This study aims to quantify the systemic barriers that people in the U.S. face when seeking ED treatment. Additional aims include: 1) quantifying specific healthcare and financial barriers; 2) identifying patterns and trends in the systemic, healthcare, and financial barriers, and determine which barriers are more or less commonly experienced by people of different geographies, ages, races, genders, sexual orientations, body sizes, insurance plans, diagnostic profiles, and treatment histories; and 3) obtaining data to support future efforts to reform the ED treatment landscape, in order to influence future policy and legal changes within all levels of the healthcare system to ensure equitable healthcare access for people with ED in the U.S.
Walter Kaye, M.D., Stephanie Knatz-Peck, Ph.D., University of California, San Diego
New Directions in Virtual and Online Temperament-Based Treatments for Eating Disorders
This study aims to address the critical need to develop and test neurobiologically-targeted treatments for adults with Anorexia Nervosa (AN). The treatment model is a mixture of Family Based Treatment (FBT) and Temperament-Based Treatment with Supports (TBT-S), focusing on psychoeducation of the neurobiology of AN, to produce an Intensive Family Treatment (IFT). The original treatment model was based on face to face sessions for 5 days, with promising pilot study data (2017). The virtual model of this treatment now has advantages for facilitating training and dissemination, offering COVID19 related telehealth benefits, and through pilot data, suggesting acceptability and feasibility that are similar to the face to face IFT treatment model.
Note: FHF Grants were not awarded this year.
C. Barr Taylor, M.D., Palo Alto University
Automating Coaching to Facilitate Dissemination of an Effective Prevention Program.

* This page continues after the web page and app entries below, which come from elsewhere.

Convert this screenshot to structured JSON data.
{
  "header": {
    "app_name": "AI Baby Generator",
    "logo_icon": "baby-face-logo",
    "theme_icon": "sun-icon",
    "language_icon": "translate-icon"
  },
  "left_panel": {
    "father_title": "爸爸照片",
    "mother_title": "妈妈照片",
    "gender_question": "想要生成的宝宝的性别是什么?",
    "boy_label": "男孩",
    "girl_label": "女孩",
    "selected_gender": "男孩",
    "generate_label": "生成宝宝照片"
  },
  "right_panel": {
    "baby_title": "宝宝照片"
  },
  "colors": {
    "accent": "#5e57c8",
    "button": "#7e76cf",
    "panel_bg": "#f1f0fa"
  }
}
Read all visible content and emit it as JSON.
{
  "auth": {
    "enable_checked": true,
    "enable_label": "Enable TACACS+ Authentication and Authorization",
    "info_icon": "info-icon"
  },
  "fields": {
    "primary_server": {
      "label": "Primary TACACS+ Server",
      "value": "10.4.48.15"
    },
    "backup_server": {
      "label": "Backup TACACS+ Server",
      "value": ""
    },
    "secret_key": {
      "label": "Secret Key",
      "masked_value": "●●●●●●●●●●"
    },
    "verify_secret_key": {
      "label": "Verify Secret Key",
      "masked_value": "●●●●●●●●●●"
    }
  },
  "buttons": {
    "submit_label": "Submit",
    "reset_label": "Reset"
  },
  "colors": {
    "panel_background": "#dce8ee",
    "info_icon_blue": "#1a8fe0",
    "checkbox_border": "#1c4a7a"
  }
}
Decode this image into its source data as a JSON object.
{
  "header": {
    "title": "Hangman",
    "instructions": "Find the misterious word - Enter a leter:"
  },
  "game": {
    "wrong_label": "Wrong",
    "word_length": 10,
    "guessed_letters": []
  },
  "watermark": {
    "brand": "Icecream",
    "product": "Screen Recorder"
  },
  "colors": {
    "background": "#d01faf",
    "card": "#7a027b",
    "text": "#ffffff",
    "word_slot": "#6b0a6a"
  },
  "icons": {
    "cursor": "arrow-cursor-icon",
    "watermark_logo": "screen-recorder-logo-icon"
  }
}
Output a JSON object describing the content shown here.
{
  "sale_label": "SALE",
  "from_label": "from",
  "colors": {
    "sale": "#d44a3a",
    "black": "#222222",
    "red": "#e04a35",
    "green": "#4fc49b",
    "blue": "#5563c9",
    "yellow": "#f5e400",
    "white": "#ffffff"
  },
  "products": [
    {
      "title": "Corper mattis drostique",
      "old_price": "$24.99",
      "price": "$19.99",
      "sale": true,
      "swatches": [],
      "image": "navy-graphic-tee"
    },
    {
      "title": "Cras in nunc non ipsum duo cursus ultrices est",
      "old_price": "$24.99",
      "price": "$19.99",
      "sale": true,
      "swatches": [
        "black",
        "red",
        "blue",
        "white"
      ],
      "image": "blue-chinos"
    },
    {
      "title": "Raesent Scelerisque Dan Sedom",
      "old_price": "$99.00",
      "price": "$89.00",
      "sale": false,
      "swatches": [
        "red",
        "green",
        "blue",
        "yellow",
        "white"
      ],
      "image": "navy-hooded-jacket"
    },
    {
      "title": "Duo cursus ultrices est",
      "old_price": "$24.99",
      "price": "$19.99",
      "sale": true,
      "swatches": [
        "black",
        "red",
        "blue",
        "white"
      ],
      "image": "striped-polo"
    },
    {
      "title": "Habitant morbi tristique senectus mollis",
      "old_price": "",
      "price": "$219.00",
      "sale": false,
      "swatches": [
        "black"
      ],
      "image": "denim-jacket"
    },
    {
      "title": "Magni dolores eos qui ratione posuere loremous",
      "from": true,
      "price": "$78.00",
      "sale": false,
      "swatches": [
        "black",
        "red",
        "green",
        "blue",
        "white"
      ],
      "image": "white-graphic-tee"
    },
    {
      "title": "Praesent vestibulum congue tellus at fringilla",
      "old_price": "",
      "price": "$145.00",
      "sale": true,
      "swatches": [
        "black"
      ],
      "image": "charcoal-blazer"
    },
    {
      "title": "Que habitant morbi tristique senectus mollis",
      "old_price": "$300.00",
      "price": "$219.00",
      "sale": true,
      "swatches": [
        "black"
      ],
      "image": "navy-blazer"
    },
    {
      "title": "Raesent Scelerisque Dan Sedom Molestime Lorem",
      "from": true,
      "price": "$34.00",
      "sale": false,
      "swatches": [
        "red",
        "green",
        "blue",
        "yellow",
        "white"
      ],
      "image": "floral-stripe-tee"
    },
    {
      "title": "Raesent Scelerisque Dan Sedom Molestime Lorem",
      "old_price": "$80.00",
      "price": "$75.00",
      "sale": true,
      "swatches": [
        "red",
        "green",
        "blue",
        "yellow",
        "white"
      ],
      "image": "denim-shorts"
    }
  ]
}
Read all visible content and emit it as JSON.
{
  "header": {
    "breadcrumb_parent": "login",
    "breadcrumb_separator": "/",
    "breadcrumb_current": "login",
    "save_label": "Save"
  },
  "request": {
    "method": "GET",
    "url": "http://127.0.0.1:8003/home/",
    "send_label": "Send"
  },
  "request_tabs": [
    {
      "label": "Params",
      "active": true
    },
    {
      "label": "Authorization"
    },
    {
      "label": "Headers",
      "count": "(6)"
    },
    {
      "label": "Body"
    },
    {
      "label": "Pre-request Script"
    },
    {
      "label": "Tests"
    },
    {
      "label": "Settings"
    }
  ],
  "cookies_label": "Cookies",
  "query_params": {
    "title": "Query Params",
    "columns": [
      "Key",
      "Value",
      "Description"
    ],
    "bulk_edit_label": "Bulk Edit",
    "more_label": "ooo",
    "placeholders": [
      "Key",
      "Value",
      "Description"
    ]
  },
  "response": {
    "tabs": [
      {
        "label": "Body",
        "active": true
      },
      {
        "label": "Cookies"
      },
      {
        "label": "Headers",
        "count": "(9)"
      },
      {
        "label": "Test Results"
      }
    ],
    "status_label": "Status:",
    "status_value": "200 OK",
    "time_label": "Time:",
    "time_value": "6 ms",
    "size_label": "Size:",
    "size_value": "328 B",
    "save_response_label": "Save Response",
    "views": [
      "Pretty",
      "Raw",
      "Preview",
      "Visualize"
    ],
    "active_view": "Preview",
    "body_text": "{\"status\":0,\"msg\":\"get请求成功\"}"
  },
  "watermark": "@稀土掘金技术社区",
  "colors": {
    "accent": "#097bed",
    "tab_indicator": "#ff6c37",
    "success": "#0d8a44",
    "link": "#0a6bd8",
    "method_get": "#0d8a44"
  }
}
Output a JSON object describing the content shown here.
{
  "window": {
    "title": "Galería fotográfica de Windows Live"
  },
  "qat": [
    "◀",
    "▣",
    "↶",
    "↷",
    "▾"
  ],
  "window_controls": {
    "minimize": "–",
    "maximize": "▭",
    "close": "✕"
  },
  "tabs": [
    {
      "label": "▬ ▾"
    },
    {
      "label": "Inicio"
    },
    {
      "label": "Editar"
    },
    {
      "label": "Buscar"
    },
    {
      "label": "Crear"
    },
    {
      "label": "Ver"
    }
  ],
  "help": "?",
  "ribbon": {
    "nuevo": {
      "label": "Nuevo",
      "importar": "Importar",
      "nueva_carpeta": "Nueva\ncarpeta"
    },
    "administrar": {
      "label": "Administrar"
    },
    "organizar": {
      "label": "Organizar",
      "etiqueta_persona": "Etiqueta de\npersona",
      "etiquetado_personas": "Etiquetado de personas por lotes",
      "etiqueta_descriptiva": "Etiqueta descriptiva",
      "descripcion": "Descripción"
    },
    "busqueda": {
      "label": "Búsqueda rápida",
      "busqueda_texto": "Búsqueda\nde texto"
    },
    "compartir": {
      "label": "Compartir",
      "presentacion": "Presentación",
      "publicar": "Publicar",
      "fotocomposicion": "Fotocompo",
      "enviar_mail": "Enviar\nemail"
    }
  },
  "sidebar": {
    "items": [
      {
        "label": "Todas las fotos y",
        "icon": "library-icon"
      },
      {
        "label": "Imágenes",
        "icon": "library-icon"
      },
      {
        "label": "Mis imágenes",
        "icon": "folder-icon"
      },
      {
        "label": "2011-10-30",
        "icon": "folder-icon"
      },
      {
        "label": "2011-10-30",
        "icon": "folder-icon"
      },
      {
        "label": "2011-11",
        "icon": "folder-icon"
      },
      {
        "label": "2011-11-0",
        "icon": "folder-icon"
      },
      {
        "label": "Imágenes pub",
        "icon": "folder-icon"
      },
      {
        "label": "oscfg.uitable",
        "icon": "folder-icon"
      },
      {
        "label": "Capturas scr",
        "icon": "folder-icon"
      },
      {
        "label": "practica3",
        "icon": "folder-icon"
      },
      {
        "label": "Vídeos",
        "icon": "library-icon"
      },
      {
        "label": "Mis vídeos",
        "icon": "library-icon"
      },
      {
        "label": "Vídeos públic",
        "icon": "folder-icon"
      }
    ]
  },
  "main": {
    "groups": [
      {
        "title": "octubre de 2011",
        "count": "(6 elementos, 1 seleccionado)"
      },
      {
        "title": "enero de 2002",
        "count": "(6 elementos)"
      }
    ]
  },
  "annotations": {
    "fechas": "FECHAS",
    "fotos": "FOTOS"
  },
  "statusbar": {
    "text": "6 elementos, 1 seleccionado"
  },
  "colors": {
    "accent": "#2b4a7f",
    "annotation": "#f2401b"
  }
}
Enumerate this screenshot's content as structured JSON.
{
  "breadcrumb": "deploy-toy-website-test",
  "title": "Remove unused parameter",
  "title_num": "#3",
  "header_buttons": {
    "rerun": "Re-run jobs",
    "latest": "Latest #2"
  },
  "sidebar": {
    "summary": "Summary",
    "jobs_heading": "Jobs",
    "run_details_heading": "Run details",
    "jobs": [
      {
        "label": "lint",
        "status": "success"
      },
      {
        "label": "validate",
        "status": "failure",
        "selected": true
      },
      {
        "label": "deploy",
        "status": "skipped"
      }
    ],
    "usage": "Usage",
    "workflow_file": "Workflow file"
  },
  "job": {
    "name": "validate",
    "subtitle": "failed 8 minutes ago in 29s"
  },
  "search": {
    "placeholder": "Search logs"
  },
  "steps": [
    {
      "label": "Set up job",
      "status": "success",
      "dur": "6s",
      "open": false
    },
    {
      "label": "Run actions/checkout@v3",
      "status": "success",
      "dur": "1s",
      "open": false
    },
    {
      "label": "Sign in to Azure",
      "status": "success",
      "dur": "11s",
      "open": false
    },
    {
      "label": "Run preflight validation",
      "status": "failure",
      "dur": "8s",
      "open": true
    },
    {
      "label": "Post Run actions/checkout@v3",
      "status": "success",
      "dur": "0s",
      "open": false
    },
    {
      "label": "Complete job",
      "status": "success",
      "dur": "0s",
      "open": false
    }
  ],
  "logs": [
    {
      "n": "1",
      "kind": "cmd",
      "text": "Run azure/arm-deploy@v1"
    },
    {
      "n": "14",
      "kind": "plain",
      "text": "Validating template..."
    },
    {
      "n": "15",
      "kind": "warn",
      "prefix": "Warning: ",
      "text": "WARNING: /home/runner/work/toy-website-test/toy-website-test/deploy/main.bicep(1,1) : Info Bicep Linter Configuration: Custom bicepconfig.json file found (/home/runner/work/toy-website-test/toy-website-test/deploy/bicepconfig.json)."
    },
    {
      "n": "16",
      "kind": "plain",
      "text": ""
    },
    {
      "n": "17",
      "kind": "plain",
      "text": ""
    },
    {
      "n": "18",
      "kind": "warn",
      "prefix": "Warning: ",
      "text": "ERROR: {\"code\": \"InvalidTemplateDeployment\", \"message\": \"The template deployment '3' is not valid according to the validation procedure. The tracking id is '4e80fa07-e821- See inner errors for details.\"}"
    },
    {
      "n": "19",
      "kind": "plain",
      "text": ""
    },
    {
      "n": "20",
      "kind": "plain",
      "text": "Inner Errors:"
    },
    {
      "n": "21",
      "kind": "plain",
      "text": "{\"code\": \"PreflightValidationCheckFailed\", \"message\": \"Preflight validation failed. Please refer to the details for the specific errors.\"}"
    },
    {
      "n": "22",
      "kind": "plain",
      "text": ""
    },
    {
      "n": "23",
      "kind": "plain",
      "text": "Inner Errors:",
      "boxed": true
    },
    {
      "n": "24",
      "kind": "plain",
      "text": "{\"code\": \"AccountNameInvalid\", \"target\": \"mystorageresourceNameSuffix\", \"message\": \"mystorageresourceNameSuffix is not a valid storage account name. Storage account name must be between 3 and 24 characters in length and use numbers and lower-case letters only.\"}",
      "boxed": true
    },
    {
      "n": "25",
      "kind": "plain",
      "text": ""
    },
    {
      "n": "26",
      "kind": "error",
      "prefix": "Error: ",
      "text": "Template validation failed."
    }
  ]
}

This study aims to develop a scalable, low-cost eating disorders prevention resource. They have created a moderated, fully automated version of the StudentBodies© program using a specialized chatbot called Tessa™. Tessa™ provides users with access to brief, online StudentBodies© sessions, which contain essential components of targeted prevention. Having already developed a prototype of the StudentBodies© and Tessa™ program, the researchers will now determine if the intervention is effective in reducing eating disorders risk factors.
Rachel W. Goode, Ph.D., University of North Carolina at Chapel Hill
Preventing Binge Eating Disorder among Black women in Primary Care.
As African American women have the lowest rates of access to care for eating disorders treatment, the researcher proposes recruiting African American women with weekly binge eating episodes from UNC for a trial to examine the feasibility and accessibility of six-month Appetite Awareness Training (AAT). Currently, intervention research addressing binge eating behaviors among African American women is extremely scarce. She will conduct key informant interviews with UNC Department of Family Medicine staff and participants to determine the accessibility of the AAT intervention in the primary care setting.
Stuart Murray, Ph.D., University of California, San Francisco
The Open Versus Blind Weight Conundrum in Anorexia Nervosa.
This study aims to examine whether open versus blind weighing practices impact subjective distress around being weighed; anorexia nervosa symptom severity; and treatment outcome in adolescents with anorexia nervosa. It will examine whether the discrepancy between predicted versus actual weight is associated with distress around being weighed and anorexia nervosa symptom severity, and examine whether baseline clinical or patient characteristics moderate the impact of either open or blind weighing practices upon distress around weighing, or severity across time points.